All entries, exactly as written, should be output again.

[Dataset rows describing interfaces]
== Segment start ==
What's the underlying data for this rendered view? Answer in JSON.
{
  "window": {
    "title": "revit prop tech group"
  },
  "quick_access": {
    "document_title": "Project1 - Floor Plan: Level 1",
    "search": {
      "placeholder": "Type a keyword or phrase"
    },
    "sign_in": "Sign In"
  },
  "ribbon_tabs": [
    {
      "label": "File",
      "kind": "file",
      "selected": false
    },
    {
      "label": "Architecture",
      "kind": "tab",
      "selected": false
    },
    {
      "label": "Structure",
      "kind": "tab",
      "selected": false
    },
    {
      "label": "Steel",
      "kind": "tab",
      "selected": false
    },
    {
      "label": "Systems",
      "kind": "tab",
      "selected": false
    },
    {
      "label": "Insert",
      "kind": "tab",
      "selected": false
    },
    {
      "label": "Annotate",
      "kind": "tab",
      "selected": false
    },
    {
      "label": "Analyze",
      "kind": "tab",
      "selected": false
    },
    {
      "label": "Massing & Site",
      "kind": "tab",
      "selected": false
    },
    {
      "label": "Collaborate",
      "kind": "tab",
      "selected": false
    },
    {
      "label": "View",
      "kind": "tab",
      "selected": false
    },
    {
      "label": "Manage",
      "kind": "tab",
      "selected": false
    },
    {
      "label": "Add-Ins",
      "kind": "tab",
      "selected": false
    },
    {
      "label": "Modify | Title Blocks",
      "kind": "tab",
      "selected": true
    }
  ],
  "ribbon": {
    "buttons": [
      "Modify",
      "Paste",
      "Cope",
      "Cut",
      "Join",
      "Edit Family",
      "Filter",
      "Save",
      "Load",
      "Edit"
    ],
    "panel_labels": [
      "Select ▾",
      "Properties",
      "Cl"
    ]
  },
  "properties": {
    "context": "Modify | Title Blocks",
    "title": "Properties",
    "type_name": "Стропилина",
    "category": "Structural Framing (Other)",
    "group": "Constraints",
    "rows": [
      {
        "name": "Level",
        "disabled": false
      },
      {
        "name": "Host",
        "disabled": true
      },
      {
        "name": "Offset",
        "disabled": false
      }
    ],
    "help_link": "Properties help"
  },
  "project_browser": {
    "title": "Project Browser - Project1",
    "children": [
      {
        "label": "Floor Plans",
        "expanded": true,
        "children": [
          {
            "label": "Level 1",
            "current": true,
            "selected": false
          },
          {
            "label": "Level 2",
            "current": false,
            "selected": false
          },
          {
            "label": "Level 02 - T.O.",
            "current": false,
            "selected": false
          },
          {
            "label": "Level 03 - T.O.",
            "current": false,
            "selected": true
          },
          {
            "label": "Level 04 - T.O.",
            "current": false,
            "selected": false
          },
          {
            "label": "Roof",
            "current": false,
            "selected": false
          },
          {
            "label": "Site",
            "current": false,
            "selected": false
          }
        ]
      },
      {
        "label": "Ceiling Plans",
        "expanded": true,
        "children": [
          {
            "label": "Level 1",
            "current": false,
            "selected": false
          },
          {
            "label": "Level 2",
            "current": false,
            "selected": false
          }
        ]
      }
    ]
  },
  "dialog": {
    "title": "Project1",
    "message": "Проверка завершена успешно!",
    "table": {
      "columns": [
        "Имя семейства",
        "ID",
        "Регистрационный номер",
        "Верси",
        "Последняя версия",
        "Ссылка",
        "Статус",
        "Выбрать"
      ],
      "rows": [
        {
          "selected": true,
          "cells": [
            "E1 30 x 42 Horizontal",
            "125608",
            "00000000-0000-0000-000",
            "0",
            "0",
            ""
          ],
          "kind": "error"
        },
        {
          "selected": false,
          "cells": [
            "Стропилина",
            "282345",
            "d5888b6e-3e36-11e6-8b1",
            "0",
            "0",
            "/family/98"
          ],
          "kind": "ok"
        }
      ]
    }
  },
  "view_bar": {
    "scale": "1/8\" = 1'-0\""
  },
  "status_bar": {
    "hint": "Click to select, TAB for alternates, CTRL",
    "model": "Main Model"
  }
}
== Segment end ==
◆ Expected output:
What's the underlying data for this rendered view? Answer in JSON.
{
  "window": {
    "title": "revit prop tech group"
  },
  "quick_access": {
    "document_title": "Project1 - Floor Plan: Level 1",
    "search": {
      "placeholder": "Type a keyword or phrase"
    },
    "sign_in": "Sign In"
  },
  "ribbon_tabs": [
    {
      "label": "File",
      "kind": "file",
      "selected": false
    },
    {
      "label": "Architecture",
      "kind": "tab",
      "selected": false
    },
    {
      "label": "Structure",
      "kind": "tab",
      "selected": false
    },
    {
      "label": "Steel",
      "kind": "tab",
      "selected": false
    },
    {
      "label": "Systems",
      "kind": "tab",
      "selected": false
    },
    {
      "label": "Insert",
      "kind": "tab",
      "selected": false
    },
    {
      "label": "Annotate",
      "kind": "tab",
      "selected": false
    },
    {
      "label": "Analyze",
      "kind": "tab",
      "selected": false
    },
    {
      "label": "Massing & Site",
      "kind": "tab",
      "selected": false
    },
    {
      "label": "Collaborate",
      "kind": "tab",
      "selected": false
    },
    {
      "label": "View",
      "kind": "tab",
      "selected": false
    },
    {
      "label": "Manage",
      "kind": "tab",
      "selected": false
    },
    {
      "label": "Add-Ins",
      "kind": "tab",
      "selected": false
    },
    {
      "label": "Modify | Title Blocks",
      "kind": "tab",
      "selected": true
    }
  ],
  "ribbon": {
    "buttons": [
      "Modify",
      "Paste",
      "Cope",
      "Cut",
      "Join",
      "Edit Family",
      "Filter",
      "Save",
      "Load",
      "Edit"
    ],
    "panel_labels": [
      "Select ▾",
      "Properties",
      "Cl"
    ]
  },
  "properties": {
    "context": "Modify | Title Blocks",
    "title": "Properties",
    "type_name": "Стропилина",
    "category": "Structural Framing (Other)",
    "group": "Constraints",
    "rows": [
      {
        "name": "Level",
        "disabled": false
      },
      {
        "name": "Host",
        "disabled": true
      },
      {
        "name": "Offset",
        "disabled": false
      }
    ],
    "help_link": "Properties help"
  },
  "project_browser": {
    "title": "Project Browser - Project1",
    "children": [
      {
        "label": "Floor Plans",
        "expanded": true,
        "children": [
          {
            "label": "Level 1",
            "current": true,
            "selected": false
          },
          {
            "label": "Level 2",
            "current": false,
            "selected": false
          },
          {
            "label": "Level 02 - T.O.",
            "current": false,
            "selected": false
          },
          {
            "label": "Level 03 - T.O.",
            "current": false,
            "selected": true
          },
          {
            "label": "Level 04 - T.O.",
            "current": false,
            "selected": false
          },
          {
            "label": "Roof",
            "current": false,
            "selected": false
          },
          {
            "label": "Site",
            "current": false,
            "selected": false
          }
        ]
      },
      {
        "label": "Ceiling Plans",
        "expanded": true,
        "children": [
          {
            "label": "Level 1",
            "current": false,
            "selected": false
          },
          {
            "label": "Level 2",
            "current": false,
            "selected": false
          }
        ]
      }
    ]
  },
  "dialog": {
    "title": "Project1",
    "message": "Проверка завершена успешно!",
    "table": {
      "columns": [
        "Имя семейства",
        "ID",
        "Регистрационный номер",
        "Верси",
        "Последняя версия",
        "Ссылка",
        "Статус",
        "Выбрать"
      ],
      "rows": [
        {
          "selected": true,
          "cells": [
            "E1 30 x 42 Horizontal",
            "125608",
            "00000000-0000-0000-000",
            "0",
            "0",
            ""
          ],
          "kind": "error"
        },
        {
          "selected": false,
          "cells": [
            "Стропилина",
            "282345",
            "d5888b6e-3e36-11e6-8b1",
            "0",
            "0",
            "/family/98"
          ],
          "kind": "ok"
        }
      ]
    }
  },
  "view_bar": {
    "scale": "1/8\" = 1'-0\""
  },
  "status_bar": {
    "hint": "Click to select, TAB for alternates, CTRL",
    "model": "Main Model"
  }
}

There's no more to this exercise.